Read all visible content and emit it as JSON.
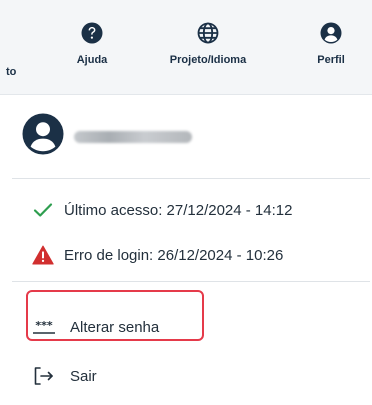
{
  "nav": {
    "truncated_label": "to",
    "items": [
      {
        "label": "Ajuda",
        "icon": "help-icon"
      },
      {
        "label": "Projeto/Idioma",
        "icon": "globe-icon"
      },
      {
        "label": "Perfil",
        "icon": "user-icon"
      }
    ]
  },
  "user": {
    "avatar_icon": "user-avatar-icon"
  },
  "info": {
    "last_access": "Último acesso: 27/12/2024 - 14:12",
    "login_error": "Erro de login: 26/12/2024 - 10:26"
  },
  "actions": {
    "change_password": "Alterar senha",
    "logout": "Sair"
  },
  "colors": {
    "nav_icon": "#1b3046",
    "success": "#2e9e4f",
    "danger": "#d12f2f",
    "highlight": "#e53a4a"
  }
}
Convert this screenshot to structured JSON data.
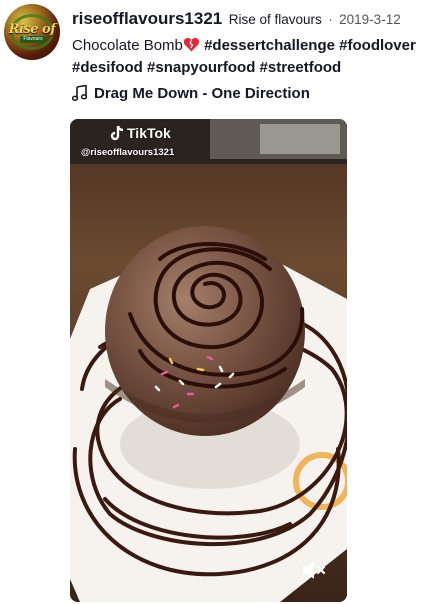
{
  "post": {
    "username": "riseofflavours1321",
    "nickname": "Rise of flavours",
    "separator": "·",
    "date": "2019-3-12",
    "caption_text": "Chocolate Bomb",
    "hashtags": [
      "#dessertchallenge",
      "#foodlover",
      "#desifood",
      "#snapyourfood",
      "#streetfood"
    ],
    "music_title": "Drag Me Down - One Direction"
  },
  "avatar": {
    "logo_text": "Rise of",
    "badge_text": "Flavours"
  },
  "video": {
    "watermark_brand": "TikTok",
    "watermark_handle": "@riseofflavours1321"
  },
  "icons": {
    "heart": "broken-heart-icon",
    "music": "music-note-icon",
    "mute": "speaker-muted-icon",
    "tiktok": "tiktok-logo-icon"
  },
  "colors": {
    "text": "#161823",
    "secondary_text": "#555555",
    "heart": "#e8263a"
  }
}
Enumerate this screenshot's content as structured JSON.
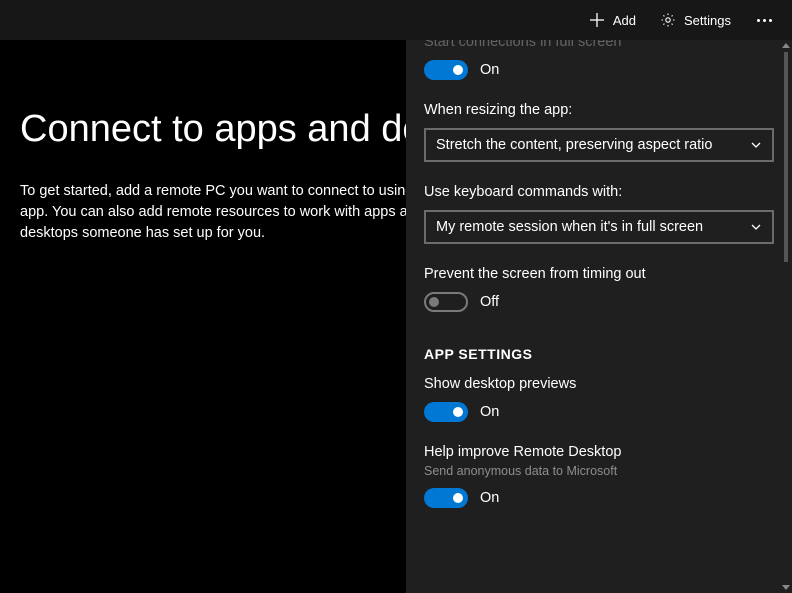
{
  "titlebar": {
    "add_label": "Add",
    "settings_label": "Settings"
  },
  "main": {
    "title": "Connect to apps and desktops",
    "body": "To get started, add a remote PC you want to connect to using this app. You can also add remote resources to work with apps and desktops someone has set up for you."
  },
  "panel": {
    "cut_label": "Start connections in full screen",
    "fullscreen_toggle_state": "On",
    "resize_label": "When resizing the app:",
    "resize_value": "Stretch the content, preserving aspect ratio",
    "keyboard_label": "Use keyboard commands with:",
    "keyboard_value": "My remote session when it's in full screen",
    "timeout_label": "Prevent the screen from timing out",
    "timeout_state": "Off",
    "section_header": "APP SETTINGS",
    "previews_label": "Show desktop previews",
    "previews_state": "On",
    "improve_label": "Help improve Remote Desktop",
    "improve_sub": "Send anonymous data to Microsoft",
    "improve_state": "On"
  }
}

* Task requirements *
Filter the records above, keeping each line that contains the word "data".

* Expected answer *
Convert this screenshot to structured JSON data.
    "improve_sub": "Send anonymous data to Microsoft",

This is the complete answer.